No, this is grassroots competition at its finest, where family teams can race toe to toe with the bigger-budget operations and where you’re going to leave at the end of the night with dirt and grime on your hands, in your hair and stuck in places you didn’t even know it could get stuck.

Trust me, I found that out really quickly.

Indiana Midget Week is a place where, as a media member, you’re lucky if there’s space in some of the control towers to be able to set up a laptop and provide updates during the night, but as a fan, the old-school setup and feel allows greater access to the stars of the night than any national-level racing event anywhere in the country.

Michael Pickens (1) races under Kyle Larson during Wednesday's Indiana Midget Week event at Gas City I-69 Speedway. (Randy Crist Photo)
Michael Pickens (1) races under Kyle Larson during Indiana Midget Week action at Gas City I-69 Speedway. (Randy Crist photo)

When some of those stars are nationally-known — like Monster Energy NASCAR Cup Series regular Kyle Larson or Tanner Thorson, who spent time in the NASCAR ranks before returning to his dirt-track roots this year — it’s more proof of that passion I spoke of earlier, because why else would they come?

They, like everyone else in attendance, simply love the sport enough to keep coming back.

And make no mistake, these stars took the time each night to make sure the fans who came to see them compete went home happy, with an experience they won’t soon forget.

“It’s just about the enjoyment of racing and being able to come back at this level,” said Larson of his yearly returns for select Indiana Midget Week shows. “It’s a lot of fun … even though I only get to come in for a couple of nights now. It can be stressful for the teams running for the title, but the atmosphere is pretty special, with all the campers that come in and the fans that come out to support this deal.

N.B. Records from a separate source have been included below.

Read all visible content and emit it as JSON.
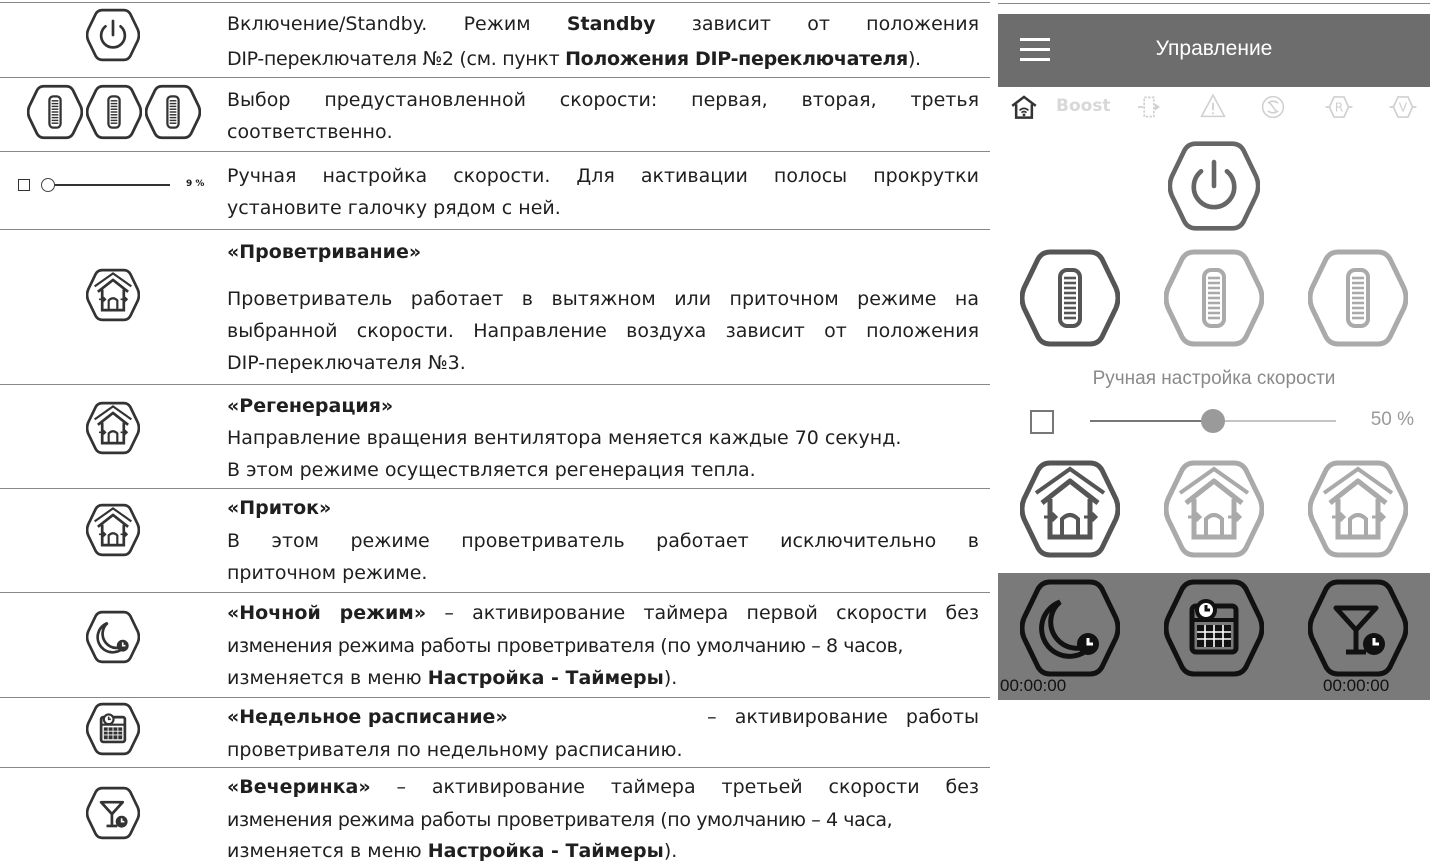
{
  "rows": [
    {
      "type": "plain",
      "html_parts": null,
      "line1": [
        "Включение/Standby. Режим ",
        "Standby",
        " зависит от положения"
      ],
      "line2": [
        "DIP-переключателя №2 (см. пункт ",
        "Положения DIP-переключателя",
        ")."
      ]
    },
    {
      "line1": "Выбор предустановленной скорости: первая, вторая, третья",
      "line2": "соответственно."
    },
    {
      "line1": "Ручная настройка скорости. Для активации полосы прокрутки",
      "line2": "установите галочку рядом с ней.",
      "slider_value": "9 %"
    },
    {
      "title": "«Проветривание»",
      "line1": "Проветриватель работает в вытяжном или приточном режиме на",
      "line2": "выбранной скорости. Направление воздуха зависит от положения",
      "line3": "DIP-переключателя №3."
    },
    {
      "title": "«Регенерация»",
      "line1": "Направление вращения вентилятора меняется каждые 70 секунд.",
      "line2": "В этом режиме осуществляется регенерация тепла."
    },
    {
      "title": "«Приток»",
      "line1": "В этом режиме проветриватель работает исключительно в",
      "line2": "приточном режиме."
    },
    {
      "title": "«Ночной режим»",
      "line1_rest": " – активирование таймера первой скорости без",
      "line2": "изменения режима работы проветривателя (по умолчанию – 8 часов,",
      "line3_pre": "изменяется в меню ",
      "line3_bold": "Настройка - Таймеры",
      "line3_post": ")."
    },
    {
      "title": "«Недельное расписание»",
      "line1_rest": "–   активирование   работы",
      "line2": "проветривателя по недельному расписанию."
    },
    {
      "title": "«Вечеринка»",
      "line1_rest": " – активирование таймера третьей скорости без",
      "line2": "изменения режима работы проветривателя (по умолчанию – 4 часа,",
      "line3_pre": "изменяется в меню ",
      "line3_bold": "Настройка - Таймеры",
      "line3_post": ")."
    }
  ],
  "phone": {
    "header_title": "Управление",
    "status_boost": "Boost",
    "manual_label": "Ручная настройка скорости",
    "speed_percent": "50 %",
    "speed_value_fraction": 0.5,
    "timer_left": "00:00:00",
    "timer_right": "00:00:00"
  },
  "colors": {
    "header": "#6d6d6d",
    "bottom_panel": "#7a7a7a",
    "icon_dark": "#333333",
    "icon_light": "#9a9a9a"
  },
  "icons": [
    "power-icon",
    "speed-1-icon",
    "speed-2-icon",
    "speed-3-icon",
    "checkbox-icon",
    "slider-icon",
    "ventilation-mode-icon",
    "regeneration-mode-icon",
    "supply-mode-icon",
    "night-mode-icon",
    "weekly-schedule-icon",
    "party-mode-icon",
    "menu-icon",
    "home-wifi-icon",
    "boost-label",
    "fan-icon",
    "alert-icon",
    "filter-icon",
    "r-icon",
    "v-icon"
  ]
}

“It’s got a big fan following and it’s a place where a lot of friendships are fostered.”

If you attend Midget Week for the first time, like I did, you realize by about the third day you’re going to lose sleep before it’s all over. That’s just how it is, when you combine late nights and work after each race with early wake-up calls to be able to get up or down the road to the next day’s race track.

It’s the same way for all the race teams. Whether it’s rooted in victory celebrations, routine maintenance or repairing a car from the ills of the most-recent race, each driver and crew member burns the midnight oil making sure everything is squarely in place for the next day. Then, the cycle repeats all over again.

But at the end of the day — pun intended — we all do so because we love what we do within the sport. And none of us would have it any other way.

Justin Grant celebrates after winning Wednesday's Indiana Midget Week feature at Gas City I-69 Speedway. (Mike Campbell Photo)
Justin Grant celebrates after winning an Indiana Midget Week feature at Gas City I-69 Speedway. (Mike Campbell photo)

Throughout the course of the week, this year’s Indiana Midget Week saw a different driver win the feature each night, with three different teams — Keith Kunz/Curb-Agajanian Motorsports, Clauson-Marshall Racing and the single-car RAMS Racing outfit — triumphing during the five-day stretch.

But interwoven among those powerhouses were stories like Cannon McIntosh’s runner-up result at Gas City I-69 Speedway and Ethan Mitchell’s fast-time-to-top-five effort at Bloomington Speedway, both achieved with smaller, family-owned and operated organizations that took the fight to the big squads.

It didn’t matter who you were, or how you got there, anyone could succeed on Indiana Midget Week.

That theory was why more than 30 cars showed up every night, because on any given day, each driver knew he or she had a shot for something special to happen.

At its core, that belief is what the passion of auto racing is all about.

It’s what I found interwoven throughout Indiana Midget Week — and for that reason it won’t be my last journey to Midget Week.